Task directions:
The answer must be every entry, retyped without a single difference.

Task inputs:

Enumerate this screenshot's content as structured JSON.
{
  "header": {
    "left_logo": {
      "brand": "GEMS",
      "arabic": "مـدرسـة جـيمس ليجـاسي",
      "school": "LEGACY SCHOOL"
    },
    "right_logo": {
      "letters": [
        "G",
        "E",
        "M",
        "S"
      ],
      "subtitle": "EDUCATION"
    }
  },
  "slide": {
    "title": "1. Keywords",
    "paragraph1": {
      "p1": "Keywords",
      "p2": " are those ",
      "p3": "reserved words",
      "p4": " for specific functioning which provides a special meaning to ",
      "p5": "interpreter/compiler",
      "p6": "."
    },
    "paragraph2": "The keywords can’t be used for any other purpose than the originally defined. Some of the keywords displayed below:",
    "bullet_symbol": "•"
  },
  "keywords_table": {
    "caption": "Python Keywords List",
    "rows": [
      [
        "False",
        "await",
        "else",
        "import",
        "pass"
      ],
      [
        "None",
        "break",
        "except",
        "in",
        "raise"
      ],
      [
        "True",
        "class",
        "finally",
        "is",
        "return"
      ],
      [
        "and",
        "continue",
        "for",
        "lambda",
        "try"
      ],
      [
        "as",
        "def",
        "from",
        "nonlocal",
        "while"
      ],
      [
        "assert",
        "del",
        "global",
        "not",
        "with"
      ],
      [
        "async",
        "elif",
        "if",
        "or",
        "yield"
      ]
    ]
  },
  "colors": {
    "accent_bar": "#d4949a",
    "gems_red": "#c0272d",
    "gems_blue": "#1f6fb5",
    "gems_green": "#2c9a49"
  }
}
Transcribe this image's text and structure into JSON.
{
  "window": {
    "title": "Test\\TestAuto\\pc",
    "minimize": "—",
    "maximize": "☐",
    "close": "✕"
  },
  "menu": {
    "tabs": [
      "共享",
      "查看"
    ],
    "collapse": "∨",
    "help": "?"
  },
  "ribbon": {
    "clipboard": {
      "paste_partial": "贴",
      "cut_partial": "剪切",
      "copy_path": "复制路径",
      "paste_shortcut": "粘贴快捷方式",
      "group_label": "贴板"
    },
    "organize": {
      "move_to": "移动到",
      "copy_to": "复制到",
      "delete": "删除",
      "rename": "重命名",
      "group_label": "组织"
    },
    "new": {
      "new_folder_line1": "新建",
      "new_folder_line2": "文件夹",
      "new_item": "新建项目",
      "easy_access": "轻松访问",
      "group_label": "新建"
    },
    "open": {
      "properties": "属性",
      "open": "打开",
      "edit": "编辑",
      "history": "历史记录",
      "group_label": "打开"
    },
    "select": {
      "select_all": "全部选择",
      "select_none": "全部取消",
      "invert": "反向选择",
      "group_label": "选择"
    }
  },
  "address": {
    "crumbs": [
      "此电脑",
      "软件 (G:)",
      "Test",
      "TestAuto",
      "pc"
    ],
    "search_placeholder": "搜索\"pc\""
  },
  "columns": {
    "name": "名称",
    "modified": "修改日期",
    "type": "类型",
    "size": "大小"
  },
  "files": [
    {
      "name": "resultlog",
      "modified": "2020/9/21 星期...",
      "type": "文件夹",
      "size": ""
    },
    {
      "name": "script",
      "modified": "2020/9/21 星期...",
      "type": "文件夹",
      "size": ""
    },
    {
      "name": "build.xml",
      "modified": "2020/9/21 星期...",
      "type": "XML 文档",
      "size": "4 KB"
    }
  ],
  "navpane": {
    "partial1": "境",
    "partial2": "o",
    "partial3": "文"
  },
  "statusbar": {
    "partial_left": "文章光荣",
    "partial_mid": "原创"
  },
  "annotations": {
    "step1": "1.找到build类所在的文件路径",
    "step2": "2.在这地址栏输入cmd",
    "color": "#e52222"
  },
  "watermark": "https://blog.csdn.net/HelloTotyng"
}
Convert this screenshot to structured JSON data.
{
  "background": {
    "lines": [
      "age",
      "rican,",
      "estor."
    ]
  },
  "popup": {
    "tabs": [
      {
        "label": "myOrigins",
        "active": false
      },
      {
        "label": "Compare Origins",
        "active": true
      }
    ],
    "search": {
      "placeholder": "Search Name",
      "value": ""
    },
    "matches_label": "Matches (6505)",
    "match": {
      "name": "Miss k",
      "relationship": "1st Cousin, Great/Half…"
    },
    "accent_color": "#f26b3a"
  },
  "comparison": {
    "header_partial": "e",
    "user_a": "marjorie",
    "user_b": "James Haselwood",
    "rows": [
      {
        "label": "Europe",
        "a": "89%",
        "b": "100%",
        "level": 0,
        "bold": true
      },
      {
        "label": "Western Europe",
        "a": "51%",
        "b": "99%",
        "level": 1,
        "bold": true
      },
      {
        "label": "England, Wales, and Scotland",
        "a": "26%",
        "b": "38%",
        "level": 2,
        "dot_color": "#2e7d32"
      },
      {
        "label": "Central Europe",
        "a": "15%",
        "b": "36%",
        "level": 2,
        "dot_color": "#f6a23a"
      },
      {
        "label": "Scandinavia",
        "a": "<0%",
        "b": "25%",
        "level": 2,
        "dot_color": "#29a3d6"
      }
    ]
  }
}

Written solution:
Enumerate this screenshot's content as structured JSON.
{
  "header": {
    "left_logo": {
      "brand": "GEMS",
      "arabic": "مـدرسـة جـيمس ليجـاسي",
      "school": "LEGACY SCHOOL"
    },
    "right_logo": {
      "letters": [
        "G",
        "E",
        "M",
        "S"
      ],
      "subtitle": "EDUCATION"
    }
  },
  "slide": {
    "title": "1. Keywords",
    "paragraph1": {
      "p1": "Keywords",
      "p2": " are those ",
      "p3": "reserved words",
      "p4": " for specific functioning which provides a special meaning to ",
      "p5": "interpreter/compiler",
      "p6": "."
    },
    "paragraph2": "The keywords can’t be used for any other purpose than the originally defined. Some of the keywords displayed below:",
    "bullet_symbol": "•"
  },
  "keywords_table": {
    "caption": "Python Keywords List",
    "rows": [
      [
        "False",
        "await",
        "else",
        "import",
        "pass"
      ],
      [
        "None",
        "break",
        "except",
        "in",
        "raise"
      ],
      [
        "True",
        "class",
        "finally",
        "is",
        "return"
      ],
      [
        "and",
        "continue",
        "for",
        "lambda",
        "try"
      ],
      [
        "as",
        "def",
        "from",
        "nonlocal",
        "while"
      ],
      [
        "assert",
        "del",
        "global",
        "not",
        "with"
      ],
      [
        "async",
        "elif",
        "if",
        "or",
        "yield"
      ]
    ]
  },
  "colors": {
    "accent_bar": "#d4949a",
    "gems_red": "#c0272d",
    "gems_blue": "#1f6fb5",
    "gems_green": "#2c9a49"
  }
}
Transcribe this image's text and structure into JSON.
{
  "window": {
    "title": "Test\\TestAuto\\pc",
    "minimize": "—",
    "maximize": "☐",
    "close": "✕"
  },
  "menu": {
    "tabs": [
      "共享",
      "查看"
    ],
    "collapse": "∨",
    "help": "?"
  },
  "ribbon": {
    "clipboard": {
      "paste_partial": "贴",
      "cut_partial": "剪切",
      "copy_path": "复制路径",
      "paste_shortcut": "粘贴快捷方式",
      "group_label": "贴板"
    },
    "organize": {
      "move_to": "移动到",
      "copy_to": "复制到",
      "delete": "删除",
      "rename": "重命名",
      "group_label": "组织"
    },
    "new": {
      "new_folder_line1": "新建",
      "new_folder_line2": "文件夹",
      "new_item": "新建项目",
      "easy_access": "轻松访问",
      "group_label": "新建"
    },
    "open": {
      "properties": "属性",
      "open": "打开",
      "edit": "编辑",
      "history": "历史记录",
      "group_label": "打开"
    },
    "select": {
      "select_all": "全部选择",
      "select_none": "全部取消",
      "invert": "反向选择",
      "group_label": "选择"
    }
  },
  "address": {
    "crumbs": [
      "此电脑",
      "软件 (G:)",
      "Test",
      "TestAuto",
      "pc"
    ],
    "search_placeholder": "搜索\"pc\""
  },
  "columns": {
    "name": "名称",
    "modified": "修改日期",
    "type": "类型",
    "size": "大小"
  },
  "files": [
    {
      "name": "resultlog",
      "modified": "2020/9/21 星期...",
      "type": "文件夹",
      "size": ""
    },
    {
      "name": "script",
      "modified": "2020/9/21 星期...",
      "type": "文件夹",
      "size": ""
    },
    {
      "name": "build.xml",
      "modified": "2020/9/21 星期...",
      "type": "XML 文档",
      "size": "4 KB"
    }
  ],
  "navpane": {
    "partial1": "境",
    "partial2": "o",
    "partial3": "文"
  },
  "statusbar": {
    "partial_left": "文章光荣",
    "partial_mid": "原创"
  },
  "annotations": {
    "step1": "1.找到build类所在的文件路径",
    "step2": "2.在这地址栏输入cmd",
    "color": "#e52222"
  },
  "watermark": "https://blog.csdn.net/HelloTotyng"
}
Convert this screenshot to structured JSON data.
{
  "background": {
    "lines": [
      "age",
      "rican,",
      "estor."
    ]
  },
  "popup": {
    "tabs": [
      {
        "label": "myOrigins",
        "active": false
      },
      {
        "label": "Compare Origins",
        "active": true
      }
    ],
    "search": {
      "placeholder": "Search Name",
      "value": ""
    },
    "matches_label": "Matches (6505)",
    "match": {
      "name": "Miss k",
      "relationship": "1st Cousin, Great/Half…"
    },
    "accent_color": "#f26b3a"
  },
  "comparison": {
    "header_partial": "e",
    "user_a": "marjorie",
    "user_b": "James Haselwood",
    "rows": [
      {
        "label": "Europe",
        "a": "89%",
        "b": "100%",
        "level": 0,
        "bold": true
      },
      {
        "label": "Western Europe",
        "a": "51%",
        "b": "99%",
        "level": 1,
        "bold": true
      },
      {
        "label": "England, Wales, and Scotland",
        "a": "26%",
        "b": "38%",
        "level": 2,
        "dot_color": "#2e7d32"
      },
      {
        "label": "Central Europe",
        "a": "15%",
        "b": "36%",
        "level": 2,
        "dot_color": "#f6a23a"
      },
      {
        "label": "Scandinavia",
        "a": "<0%",
        "b": "25%",
        "level": 2,
        "dot_color": "#29a3d6"
      }
    ]
  }
}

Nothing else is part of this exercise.